Get ready for the legal showdown. City schools now operate at the direction of a state-appointed Board of Education. On Thursday lawyers for the plaintiffs will try to persuade the state Supreme Court to overturn the July 6 decision by the elected board to dissolve itself. Michele Mount (OIB handle MCAT) will argue on behalf of education candidates who wanted to run on the slate of Democratic mayoral challenger Mary-Jane Foster who was defeated by Mayor Bill Finch in a September 27 primary.
The would-be school candidates were at the center of all the legal hullabaloo that delayed the primary date two weeks. Democratic Registrar Santa Ayala invalidated Foster’s entire slate from the primary ballot as a result of one too many candidates for BOE slots. Superior Court Judge Barbara Bellis overturned Ayala and placed Foster and most of her slate on the ballot except for the BOE candidates. Mount and Alan Neigher were the legal team that successfully argued Foster on the ballot. But some legal observers maintained the judge was more focused on doing what was fair versus a strict legal interpretation.

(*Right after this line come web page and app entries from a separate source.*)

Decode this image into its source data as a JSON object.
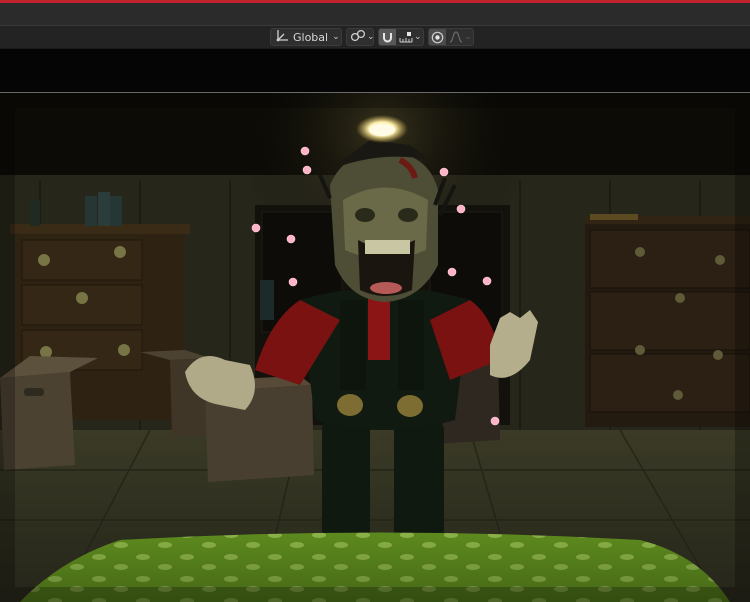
{
  "header": {
    "transform_orientation": {
      "label": "Global",
      "icon": "orientation-axes-icon"
    },
    "pivot_point": {
      "icon": "pivot-link-icon"
    },
    "snapping": {
      "icon": "snap-magnet-icon",
      "increment_icon": "snap-increment-icon"
    },
    "proportional_editing": {
      "icon": "proportional-edit-icon",
      "falloff_icon": "falloff-curve-icon"
    }
  },
  "colors": {
    "header_top_strip": "#c0222b",
    "header_bg": "#232323",
    "viewport_separator": "#6a6a6a",
    "light_marker": "#ffb3c6",
    "bedspread_green": "#5d8a1e",
    "character_shirt_red": "#7a1212"
  }
}
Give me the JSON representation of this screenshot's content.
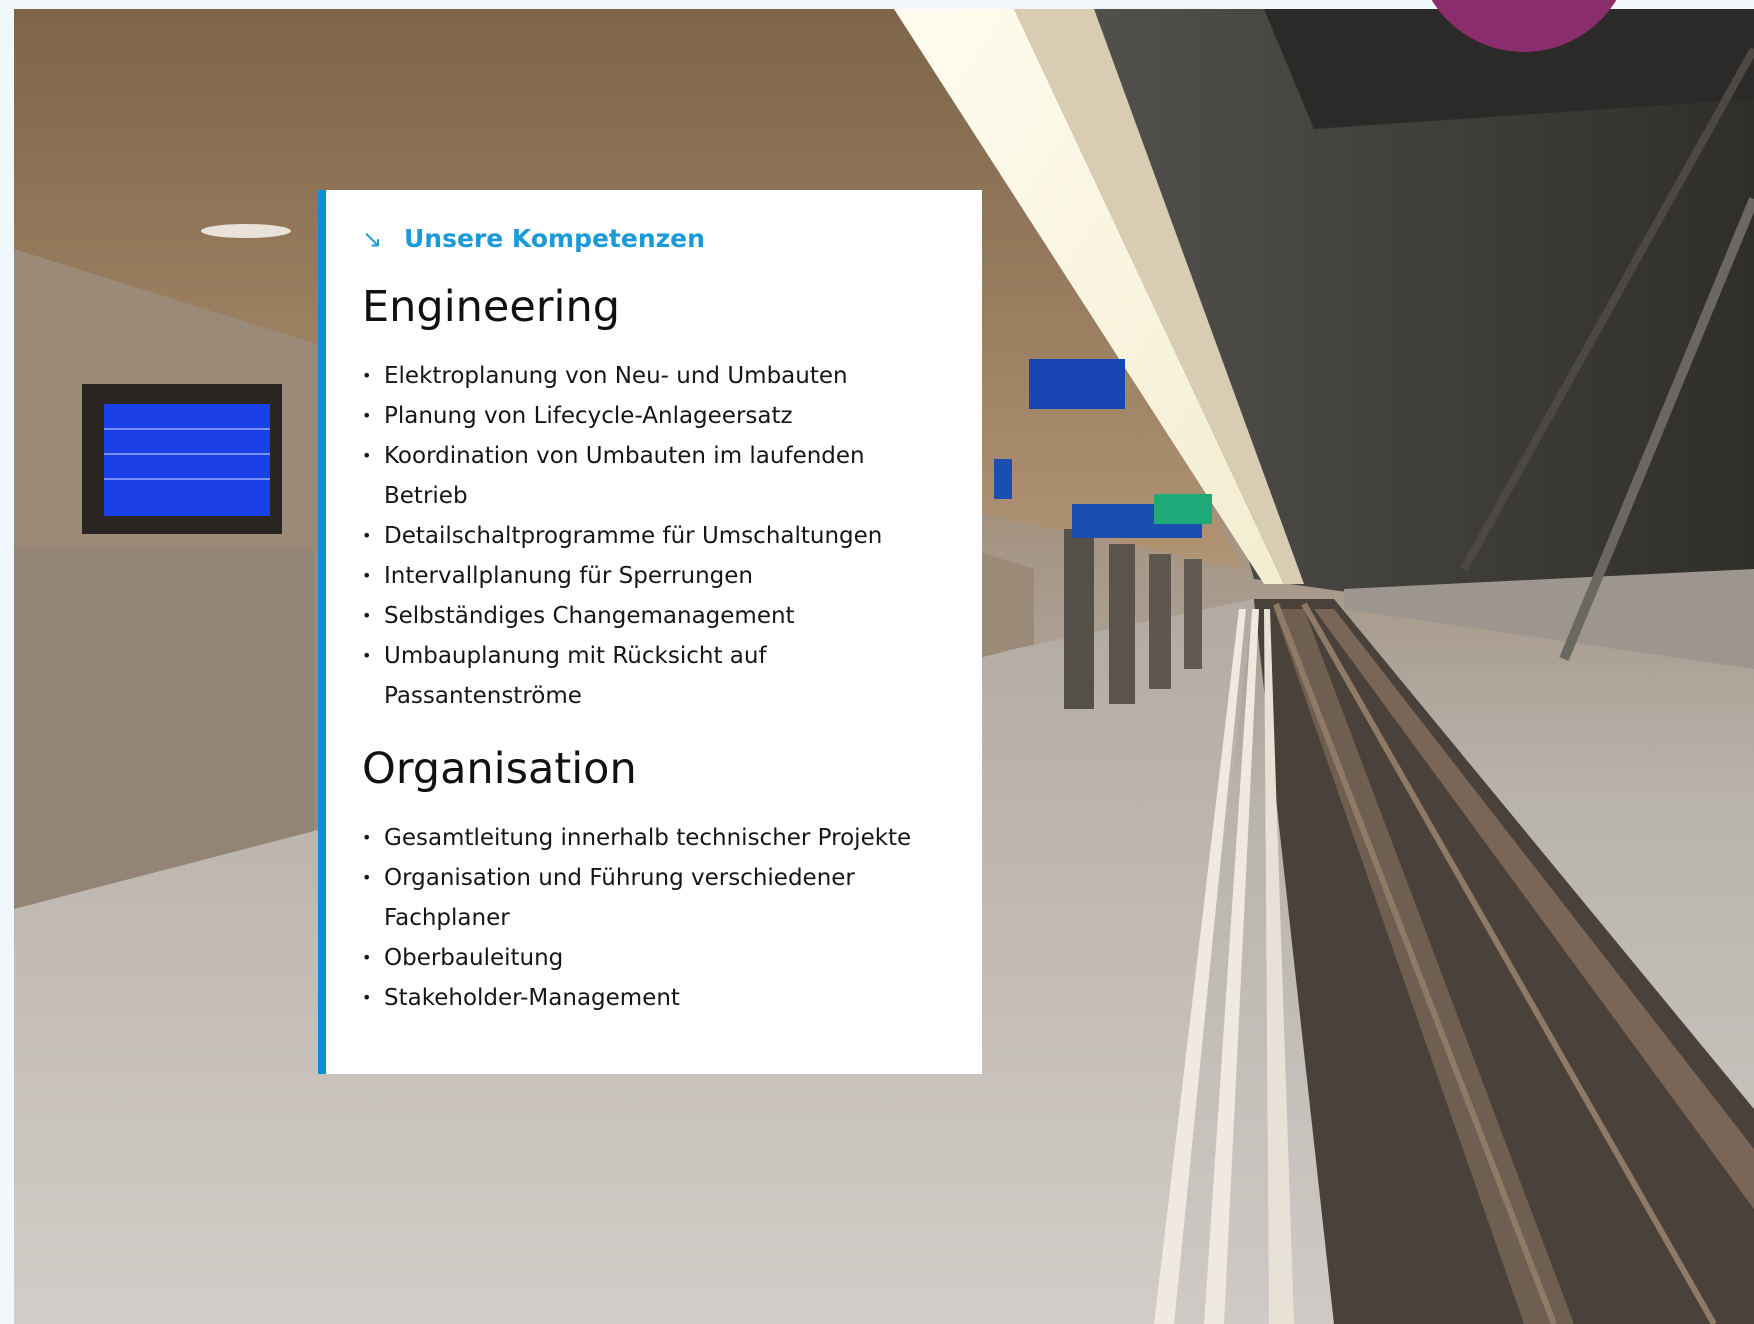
{
  "card": {
    "kicker": "Unsere Kompetenzen",
    "kicker_icon": "arrow-down-right-icon",
    "sections": [
      {
        "title": "Engineering",
        "items": [
          "Elektroplanung von Neu- und Umbauten",
          "Planung von Lifecycle-Anlageersatz",
          "Koordination von Umbauten im laufenden Betrieb",
          "Detailschaltprogramme für Umschaltungen",
          "Intervallplanung für Sperrungen",
          "Selbständiges Changemanagement",
          "Umbauplanung mit Rücksicht auf Passantenströme"
        ]
      },
      {
        "title": "Organisation",
        "items": [
          "Gesamtleitung innerhalb technischer Projekte",
          "Organisation und Führung verschiedener Fachplaner",
          "Oberbauleitung",
          "Stakeholder-Management"
        ]
      }
    ]
  },
  "colors": {
    "accent": "#0a8fd8",
    "kicker": "#1b9ad8",
    "decor_circle": "#8b2c6c"
  }
}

Foster, some parents and former school board members in the minority filed suit against the local school board decision arguing a non-elected school board disenfranchises voters. The lawsuits they filed have been consolidated into an expedited hearing by the Supremes. A 2010 state law allows for the dissolution of an elected board under dire circumstances with some standards that must be met such as specialized training by board members to improve efficiency and implementing an action plan. Plaintiffs claim these prerequisites were not met. Mount will also argue the law unconstitutional because it strips home rule and violates free speech.
Mount will be going up against accomplished civil defense lawyers including John Bohannon, a seasoned attorney who has handled many cases on behalf of the City Attorney’s Office and Steven Ecker, an appellate specialist considered among his peers one of the brilliant legal minds in the state with loads of experience arguing cases before the state Supremes.
What say you, is the city better off with a state-controlled board to fix a troubled school system or should voters elect school board members?